There is no one system of shelf marks even in the same library. Among the larger libraries with multiple systems are the Vatican Library, the British Library, Oxford’s Bodleian Library, Milan’s Bibliotheca Ambrosiana and the Bibliothèque Nationale, Paris. These systems can be based on libraries transferred to a major repository from a collector, family or institution. A single series of manuscript numbers might later receive a series of volumes listed as Additional. Even a single system may distinguish by language of contents (e.g. lat. for Latin; graeci for Greek), size of volume (fol. for folio), subject matter (Jur. for law) or place on the shelves of the library (Ambrosiana, C 222 inf. = case C. number lower tier). Cambridge and Oxford colleges have their own collections (e.g., Cambridge, Trinity R.16.2).
Vatican (major collections)
- A.S.P. = Archivo San Petro
- Barb. - Barberini
- Borgh. = Borghese
- Ottob. = Ottoboni
- Palat. = Palatini, from Heidelberg
- Reg. = Reginensis, i.e. Christiana, queen of Sweden
- Ross. = Rossiana
- Urb. = Urbinati, i.e. dukes of Urbino
British Library (Selected):
- Additional = open-ended series of manuscript acquisitions
- Cotton, e.g. Tiberius A. I, shelf marks from busts atop the presses in which Robert Cotton’s library originally was housed
- Royal, presented by King George II
Oxford, Bodleian (selected):
- Add. = Additional = open-ended series of manuscript acquisitions
- Auct. = Auctarium, e.g., MS. Auct.
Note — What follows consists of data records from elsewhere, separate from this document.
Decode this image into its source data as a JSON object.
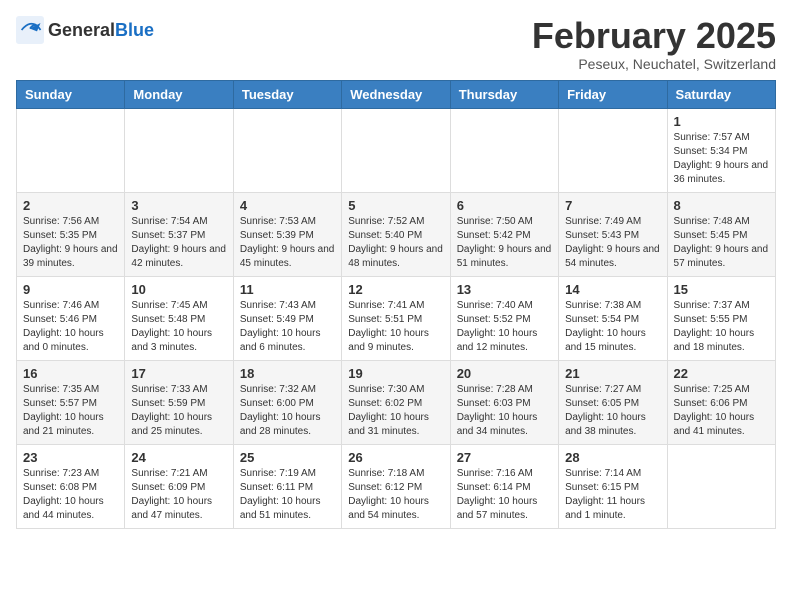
{
  "logo": {
    "general": "General",
    "blue": "Blue"
  },
  "title": "February 2025",
  "subtitle": "Peseux, Neuchatel, Switzerland",
  "weekdays": [
    "Sunday",
    "Monday",
    "Tuesday",
    "Wednesday",
    "Thursday",
    "Friday",
    "Saturday"
  ],
  "weeks": [
    [
      null,
      null,
      null,
      null,
      null,
      null,
      {
        "day": "1",
        "sunrise": "Sunrise: 7:57 AM",
        "sunset": "Sunset: 5:34 PM",
        "daylight": "Daylight: 9 hours and 36 minutes."
      }
    ],
    [
      {
        "day": "2",
        "sunrise": "Sunrise: 7:56 AM",
        "sunset": "Sunset: 5:35 PM",
        "daylight": "Daylight: 9 hours and 39 minutes."
      },
      {
        "day": "3",
        "sunrise": "Sunrise: 7:54 AM",
        "sunset": "Sunset: 5:37 PM",
        "daylight": "Daylight: 9 hours and 42 minutes."
      },
      {
        "day": "4",
        "sunrise": "Sunrise: 7:53 AM",
        "sunset": "Sunset: 5:39 PM",
        "daylight": "Daylight: 9 hours and 45 minutes."
      },
      {
        "day": "5",
        "sunrise": "Sunrise: 7:52 AM",
        "sunset": "Sunset: 5:40 PM",
        "daylight": "Daylight: 9 hours and 48 minutes."
      },
      {
        "day": "6",
        "sunrise": "Sunrise: 7:50 AM",
        "sunset": "Sunset: 5:42 PM",
        "daylight": "Daylight: 9 hours and 51 minutes."
      },
      {
        "day": "7",
        "sunrise": "Sunrise: 7:49 AM",
        "sunset": "Sunset: 5:43 PM",
        "daylight": "Daylight: 9 hours and 54 minutes."
      },
      {
        "day": "8",
        "sunrise": "Sunrise: 7:48 AM",
        "sunset": "Sunset: 5:45 PM",
        "daylight": "Daylight: 9 hours and 57 minutes."
      }
    ],
    [
      {
        "day": "9",
        "sunrise": "Sunrise: 7:46 AM",
        "sunset": "Sunset: 5:46 PM",
        "daylight": "Daylight: 10 hours and 0 minutes."
      },
      {
        "day": "10",
        "sunrise": "Sunrise: 7:45 AM",
        "sunset": "Sunset: 5:48 PM",
        "daylight": "Daylight: 10 hours and 3 minutes."
      },
      {
        "day": "11",
        "sunrise": "Sunrise: 7:43 AM",
        "sunset": "Sunset: 5:49 PM",
        "daylight": "Daylight: 10 hours and 6 minutes."
      },
      {
        "day": "12",
        "sunrise": "Sunrise: 7:41 AM",
        "sunset": "Sunset: 5:51 PM",
        "daylight": "Daylight: 10 hours and 9 minutes."
      },
      {
        "day": "13",
        "sunrise": "Sunrise: 7:40 AM",
        "sunset": "Sunset: 5:52 PM",
        "daylight": "Daylight: 10 hours and 12 minutes."
      },
      {
        "day": "14",
        "sunrise": "Sunrise: 7:38 AM",
        "sunset": "Sunset: 5:54 PM",
        "daylight": "Daylight: 10 hours and 15 minutes."
      },
      {
        "day": "15",
        "sunrise": "Sunrise: 7:37 AM",
        "sunset": "Sunset: 5:55 PM",
        "daylight": "Daylight: 10 hours and 18 minutes."
      }
    ],
    [
      {
        "day": "16",
        "sunrise": "Sunrise: 7:35 AM",
        "sunset": "Sunset: 5:57 PM",
        "daylight": "Daylight: 10 hours and 21 minutes."
      },
      {
        "day": "17",
        "sunrise": "Sunrise: 7:33 AM",
        "sunset": "Sunset: 5:59 PM",
        "daylight": "Daylight: 10 hours and 25 minutes."
      },
      {
        "day": "18",
        "sunrise": "Sunrise: 7:32 AM",
        "sunset": "Sunset: 6:00 PM",
        "daylight": "Daylight: 10 hours and 28 minutes."
      },
      {
        "day": "19",
        "sunrise": "Sunrise: 7:30 AM",
        "sunset": "Sunset: 6:02 PM",
        "daylight": "Daylight: 10 hours and 31 minutes."
      },
      {
        "day": "20",
        "sunrise": "Sunrise: 7:28 AM",
        "sunset": "Sunset: 6:03 PM",
        "daylight": "Daylight: 10 hours and 34 minutes."
      },
      {
        "day": "21",
        "sunrise": "Sunrise: 7:27 AM",
        "sunset": "Sunset: 6:05 PM",
        "daylight": "Daylight: 10 hours and 38 minutes."
      },
      {
        "day": "22",
        "sunrise": "Sunrise: 7:25 AM",
        "sunset": "Sunset: 6:06 PM",
        "daylight": "Daylight: 10 hours and 41 minutes."
      }
    ],
    [
      {
        "day": "23",
        "sunrise": "Sunrise: 7:23 AM",
        "sunset": "Sunset: 6:08 PM",
        "daylight": "Daylight: 10 hours and 44 minutes."
      },
      {
        "day": "24",
        "sunrise": "Sunrise: 7:21 AM",
        "sunset": "Sunset: 6:09 PM",
        "daylight": "Daylight: 10 hours and 47 minutes."
      },
      {
        "day": "25",
        "sunrise": "Sunrise: 7:19 AM",
        "sunset": "Sunset: 6:11 PM",
        "daylight": "Daylight: 10 hours and 51 minutes."
      },
      {
        "day": "26",
        "sunrise": "Sunrise: 7:18 AM",
        "sunset": "Sunset: 6:12 PM",
        "daylight": "Daylight: 10 hours and 54 minutes."
      },
      {
        "day": "27",
        "sunrise": "Sunrise: 7:16 AM",
        "sunset": "Sunset: 6:14 PM",
        "daylight": "Daylight: 10 hours and 57 minutes."
      },
      {
        "day": "28",
        "sunrise": "Sunrise: 7:14 AM",
        "sunset": "Sunset: 6:15 PM",
        "daylight": "Daylight: 11 hours and 1 minute."
      },
      null
    ]
  ]
}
F. 3. 14
- Canon. = Canonici
- Rawl. = Rawlinson
Paris, Bibliothèque Nationale (BN):
- Arsenal = Bibliothèque de l’Arsenal
- MS Français = French manuscripts
- MS Latin
- NAL or Nouv. Acq. Lat. = new Latin acquisitions
Many libraries are placing scanned images on the texts on the Web, and digitized images can be requested directly. The Vatican Library, for example, has its request forms readily available. Payments can be made by fund transfer or check. US banks, however, often have problems doing transfer to agencies in Europe.
Another approach to consider is employing a vendor or an agent based in Europe. This approach might be better for smaller research libraries like the Pontificia Biblioteca Antoniana in Padua, even when they accept requests for reproductions online.